INSTRUCTIONS TO FOLLOW ▸ Could you filter the records below down to the lines that include the word "Nouveau"?

Page and application data records
□ □ □ □ □
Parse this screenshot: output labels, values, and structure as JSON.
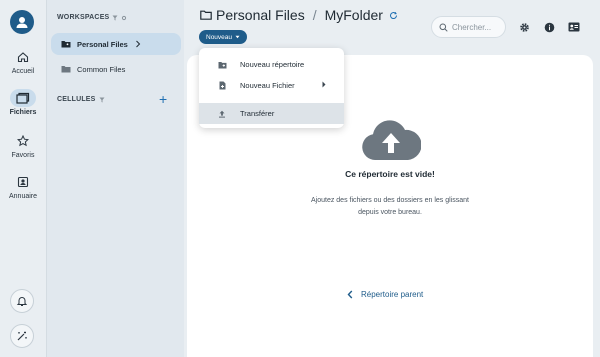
{
  "rail": {
    "items": [
      {
        "label": "Accueil",
        "icon": "home-icon"
      },
      {
        "label": "Fichiers",
        "icon": "folders-icon",
        "active": true
      },
      {
        "label": "Favoris",
        "icon": "star-icon"
      },
      {
        "label": "Annuaire",
        "icon": "contacts-icon"
      }
    ],
    "bottom": [
      {
        "icon": "bell-icon"
      },
      {
        "icon": "magic-icon"
      }
    ]
  },
  "panel": {
    "workspaces_title": "WORKSPACES",
    "workspaces": [
      {
        "label": "Personal Files",
        "active": true
      },
      {
        "label": "Common Files"
      }
    ],
    "cells_title": "CELLULES",
    "add_symbol": "+"
  },
  "header": {
    "crumbs": [
      "Personal Files",
      "MyFolder"
    ],
    "separator": "/",
    "new_button": "Nouveau",
    "search_placeholder": "Chercher..."
  },
  "menu": {
    "items": [
      {
        "label": "Nouveau répertoire",
        "icon": "new-folder-icon"
      },
      {
        "label": "Nouveau Fichier",
        "icon": "new-file-icon",
        "submenu": true
      },
      {
        "label": "Transférer",
        "icon": "upload-icon",
        "highlighted": true
      }
    ]
  },
  "empty": {
    "title": "Ce répertoire est vide!",
    "text": "Ajoutez des fichiers ou des dossiers en les glissant depuis votre bureau.",
    "parent_link": "Répertoire parent"
  },
  "colors": {
    "accent": "#1f5c8a",
    "background": "#e9eef2",
    "active_item": "#c9dcec",
    "panel": "#e1e8ee"
  }
}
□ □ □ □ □
YOUR SOLUTION ▸
    "new_button": "Nouveau",
        "label": "Nouveau répertoire",
        "label": "Nouveau Fichier",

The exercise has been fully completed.